Easy Street Records was hoping to take over the downstairs bar and even had keys and lease in hand.
Easy Street Records was hoping to take over the downstairs bar and even had "keys and lease" in hand.

Another bummer in a week of major bummers—first Café Racer closes for good, and now this—it looks like Easy Street Records owner Matt Vaughan won’t be able to expand the shop into the Corner Pocket bar space in West Seattle, which closed last year, after all.

For months, Vaughan was under the impression that Easy Street Record’s expansion into Corner Pocket bar, which closed last year after a drug bust, was practically a done deal. His hopes were to move all the in-store, all-ages shows to the downstairs space and then expand Easy Street’s in-house food service upstairs.

According to what he told West Seattle Blog, Vaughan said “It had been discussed over the years with the building owners, the Yen family, that if the Corner Pocket was ever to be made available, Easy Street was the first choice as a successor.”

He even “had the keys and the lease,” and sent a check to the owners, but it was never cashed. Now, it appears as though a deal has been made for another local bar to take the space, though nothing has been confirmed.

Luckily, the building that houses Easy Street Records, the Hamm building, was given landmark historical status in January—so it can’t be torn down by a developer (or at least, the façade can’t). Tom Jenkins, a former manager at Corner Pocket, says he believes it was that very landmark designation that caused the owners and the building’s manager, Mike Trifolio (known around the neighborhood as ‘Jersey Mike’), to hold a grudge against the record store.

“It was pretty much common knowledge that Jersey Mike wasn’t going to do any favors for Easy Street after the designation happened. Easy Street got blamed for just being on the corner, for just being Easy Street,” he told Westside Seattle.

But, sadly, for whatever reasons, the Yen family and the building’s manager, Mike Trifolio, don’t seem to realize the value of having a world-famous record store in their building.
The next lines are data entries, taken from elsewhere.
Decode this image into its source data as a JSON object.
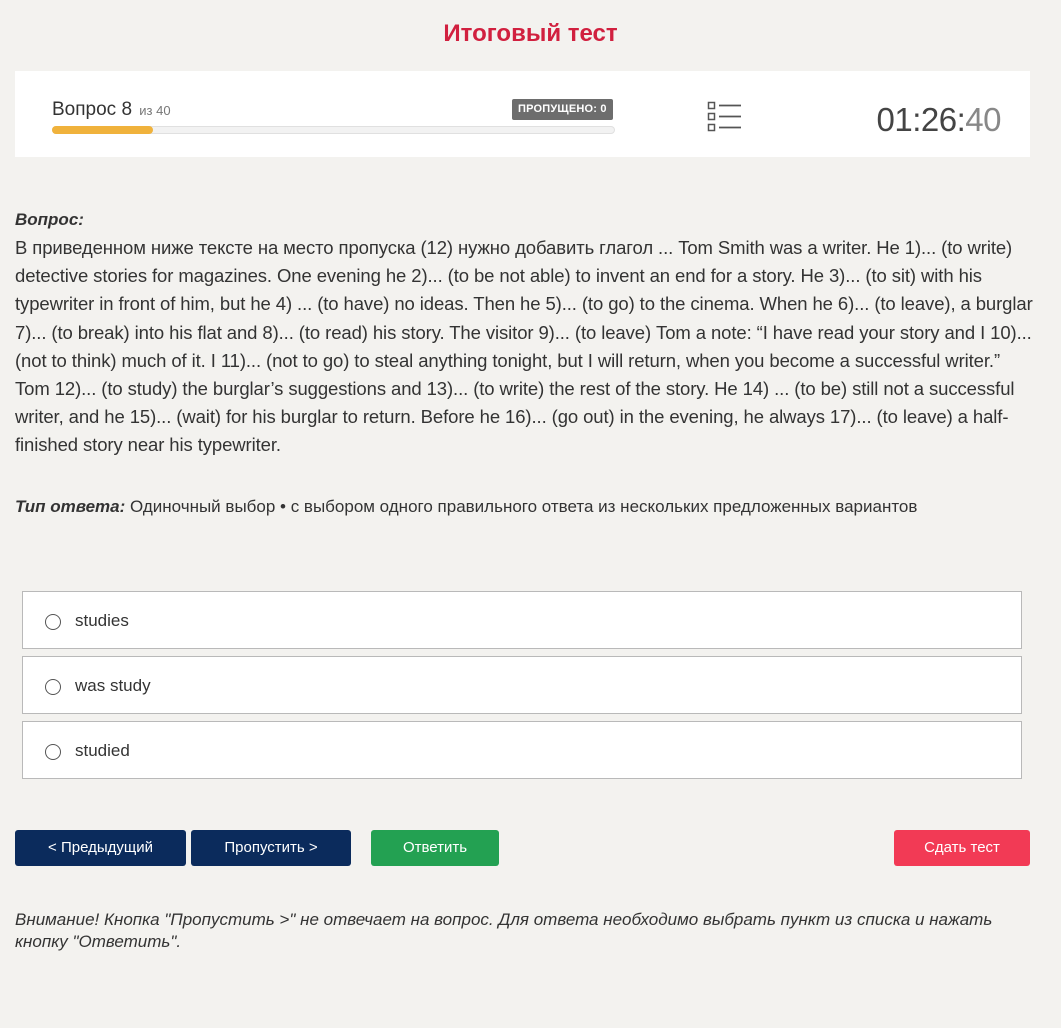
{
  "page": {
    "title": "Итоговый тест"
  },
  "header": {
    "question_prefix": "Вопрос 8",
    "question_of": "из 40",
    "progress_fraction": 0.18,
    "skipped_label": "ПРОПУЩЕНО: 0",
    "list_icon": "list-icon",
    "timer_main": "01:26:",
    "timer_seconds": "40"
  },
  "question": {
    "label": "Вопрос:",
    "text": "В приведенном ниже тексте на место пропуска (12) нужно добавить глагол ... Tom Smith was a writer. He 1)... (to write) detective stories for magazines. One evening he 2)... (to be not able) to invent an end for a story. He 3)... (to sit) with his typewriter in front of him, but he 4) ... (to have) no ideas. Then he 5)... (to go) to the cinema. When he 6)... (to leave), a burglar 7)... (to break) into his flat and 8)... (to read) his story. The visitor 9)... (to leave) Tom a note: “I have read your story and I 10)... (not to think) much of it. I 11)... (not to go) to steal anything tonight, but I will return, when you become a successful writer.” Tom 12)... (to study) the burglar’s suggestions and 13)... (to write) the rest of the story. He 14) ... (to be) still not a successful writer, and he 15)... (wait) for his burglar to return. Before he 16)... (go out) in the evening, he always 17)... (to leave) a half-finished story near his typewriter.",
    "answer_type_label": "Тип ответа:",
    "answer_type_value": " Одиночный выбор • с выбором одного правильного ответа из нескольких предложенных вариантов"
  },
  "options": [
    {
      "label": "studies"
    },
    {
      "label": "was study"
    },
    {
      "label": "studied"
    }
  ],
  "buttons": {
    "prev": "< Предыдущий",
    "skip": "Пропустить >",
    "answer": "Ответить",
    "submit": "Сдать тест"
  },
  "notice": "Внимание! Кнопка \"Пропустить >\" не отвечает на вопрос. Для ответа необходимо выбрать пункт из списка и нажать кнопку \"Ответить\".",
  "colors": {
    "title": "#d1203f",
    "progress": "#f0b23c",
    "primary": "#0b2b5c",
    "answer": "#23a152",
    "submit": "#f23a55"
  }
}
Vaughan says he is “mulling” over what possible recourse he may have in this situation.